12 September 2007

Purchase Pathways

It’s the treasure trail that every marketer is obsessed with.The purchasing behavior/pathway of consumers – known as the Buying System at JWT - is as unique as it is common.

Each category has it’s own path. From the display window to the shopping bag, there are as many paths as there are consumers.

In an attempt to put these paths into perspective, some directions have come out of a recent study conducted by Yahoo & OMD, titled “Long and Winding Road: The Route to the Cash Register”. Different purchase pathways of different categories as well as different kinds of people: http://www.scottweisbrod.com/index.php/?p=301

Different kinds of purchase pathways
· QUICK: This path involves little consideration. Consumer packaged goods are often quick paths.
· WINDING: Comparison-shopping between different channels, including online and offline retailers, typifies this path. Retail goods are often winding paths.
· LONG: This path involves researching various options over an extended period of time. Technology purchases are often long paths, particularly if the price tag is high.
· LONG AND WINDING: This path requires investing a considerable amount of time researching across several channels. Many big-ticket items — including automobiles and financial services — follow a long and winding path. These paths offer marketers the most opportunity to impact and possibly sway a purchase decision in their favor, because consumers of these products are the hungriest for information.

You can see the full report, The Long and Winding Road: the route to the cash register research here.http://www.scottweisbrod.com/wordpress/wp-content/uploads/2007/08/Long_Winding_Road_v10.pdf

A related comment: the traditional marketing funnel is dead, measuring reach and frequency vs measuring engagement. http://www.scottweisbrod.com/index.php/?p=293


  1. Hi

    Are these pathways a function 'involvement levels/familiarity aspects with product/brand ? Do you think there exists a duality state - a battle going on in the consumers mind - want vs should battle. For example "this is what i need, but this is what i should buy" and hence the time delay .

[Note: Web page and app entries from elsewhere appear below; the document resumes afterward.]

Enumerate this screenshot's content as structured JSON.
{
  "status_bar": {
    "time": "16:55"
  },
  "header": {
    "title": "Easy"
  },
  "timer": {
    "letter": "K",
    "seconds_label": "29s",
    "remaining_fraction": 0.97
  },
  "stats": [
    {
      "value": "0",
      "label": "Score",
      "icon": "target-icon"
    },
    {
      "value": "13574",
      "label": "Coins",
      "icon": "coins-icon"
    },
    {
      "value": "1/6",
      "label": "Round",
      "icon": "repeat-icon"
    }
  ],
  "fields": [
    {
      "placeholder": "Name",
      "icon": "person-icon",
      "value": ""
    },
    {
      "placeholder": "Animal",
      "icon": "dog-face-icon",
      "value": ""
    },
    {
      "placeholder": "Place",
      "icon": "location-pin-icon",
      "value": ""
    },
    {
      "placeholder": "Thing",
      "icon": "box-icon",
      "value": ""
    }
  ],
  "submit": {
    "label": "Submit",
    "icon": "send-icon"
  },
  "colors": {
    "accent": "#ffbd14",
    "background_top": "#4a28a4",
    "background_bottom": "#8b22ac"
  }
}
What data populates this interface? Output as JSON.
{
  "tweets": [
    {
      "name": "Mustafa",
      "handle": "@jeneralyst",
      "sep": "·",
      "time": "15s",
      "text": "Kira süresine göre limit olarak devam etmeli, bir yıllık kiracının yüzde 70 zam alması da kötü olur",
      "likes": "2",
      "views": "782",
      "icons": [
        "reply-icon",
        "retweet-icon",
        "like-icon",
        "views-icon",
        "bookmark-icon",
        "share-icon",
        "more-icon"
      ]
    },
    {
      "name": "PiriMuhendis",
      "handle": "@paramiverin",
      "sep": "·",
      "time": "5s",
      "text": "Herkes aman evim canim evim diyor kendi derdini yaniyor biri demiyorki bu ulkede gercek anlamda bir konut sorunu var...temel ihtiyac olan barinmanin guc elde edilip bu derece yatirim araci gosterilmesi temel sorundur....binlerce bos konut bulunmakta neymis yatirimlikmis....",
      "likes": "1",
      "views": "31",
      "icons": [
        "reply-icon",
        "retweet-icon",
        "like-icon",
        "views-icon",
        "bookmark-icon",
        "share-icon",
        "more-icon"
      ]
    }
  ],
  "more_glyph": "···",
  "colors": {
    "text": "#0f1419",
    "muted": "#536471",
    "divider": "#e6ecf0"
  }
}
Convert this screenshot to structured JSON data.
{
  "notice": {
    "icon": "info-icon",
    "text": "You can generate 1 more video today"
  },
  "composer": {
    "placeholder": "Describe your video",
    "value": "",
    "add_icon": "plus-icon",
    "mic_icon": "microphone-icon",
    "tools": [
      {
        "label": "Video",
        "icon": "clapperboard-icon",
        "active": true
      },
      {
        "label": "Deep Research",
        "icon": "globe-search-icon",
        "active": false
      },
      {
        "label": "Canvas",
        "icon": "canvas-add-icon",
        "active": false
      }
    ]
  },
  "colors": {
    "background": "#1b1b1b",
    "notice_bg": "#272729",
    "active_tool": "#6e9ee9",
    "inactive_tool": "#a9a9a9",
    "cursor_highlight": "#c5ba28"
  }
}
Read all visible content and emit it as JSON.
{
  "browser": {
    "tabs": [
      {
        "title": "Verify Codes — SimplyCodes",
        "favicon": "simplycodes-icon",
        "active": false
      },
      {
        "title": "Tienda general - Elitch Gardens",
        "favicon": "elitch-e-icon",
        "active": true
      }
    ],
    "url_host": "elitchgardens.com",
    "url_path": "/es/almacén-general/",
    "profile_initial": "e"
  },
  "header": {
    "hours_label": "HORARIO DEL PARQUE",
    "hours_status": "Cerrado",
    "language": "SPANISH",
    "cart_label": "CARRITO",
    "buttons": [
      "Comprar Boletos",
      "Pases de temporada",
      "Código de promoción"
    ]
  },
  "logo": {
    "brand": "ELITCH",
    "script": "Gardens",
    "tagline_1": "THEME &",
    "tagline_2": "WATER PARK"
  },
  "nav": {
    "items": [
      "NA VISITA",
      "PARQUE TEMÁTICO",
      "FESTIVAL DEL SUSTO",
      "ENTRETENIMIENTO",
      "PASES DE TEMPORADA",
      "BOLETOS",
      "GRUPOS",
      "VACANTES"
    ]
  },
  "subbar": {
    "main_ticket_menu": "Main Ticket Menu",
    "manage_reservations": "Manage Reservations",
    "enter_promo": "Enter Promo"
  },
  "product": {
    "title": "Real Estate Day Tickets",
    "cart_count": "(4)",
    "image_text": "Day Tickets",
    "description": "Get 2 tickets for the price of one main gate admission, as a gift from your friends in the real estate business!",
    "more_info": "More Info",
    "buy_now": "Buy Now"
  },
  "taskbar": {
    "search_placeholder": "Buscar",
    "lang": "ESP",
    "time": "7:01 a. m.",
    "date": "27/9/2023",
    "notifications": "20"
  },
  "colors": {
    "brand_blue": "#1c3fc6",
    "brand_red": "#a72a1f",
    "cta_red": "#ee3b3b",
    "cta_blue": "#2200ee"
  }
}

  2. Generally a function of familiarity with category (cameras vs detergents), extent of previous brand experiences and levels of loyalty (first time car buyer vs fifth time), and risks involved (house, car, holiday vs chocolate, dinner out).Also a function of different kinds of PEOPLE/psychological make-up and their innate decision making processes.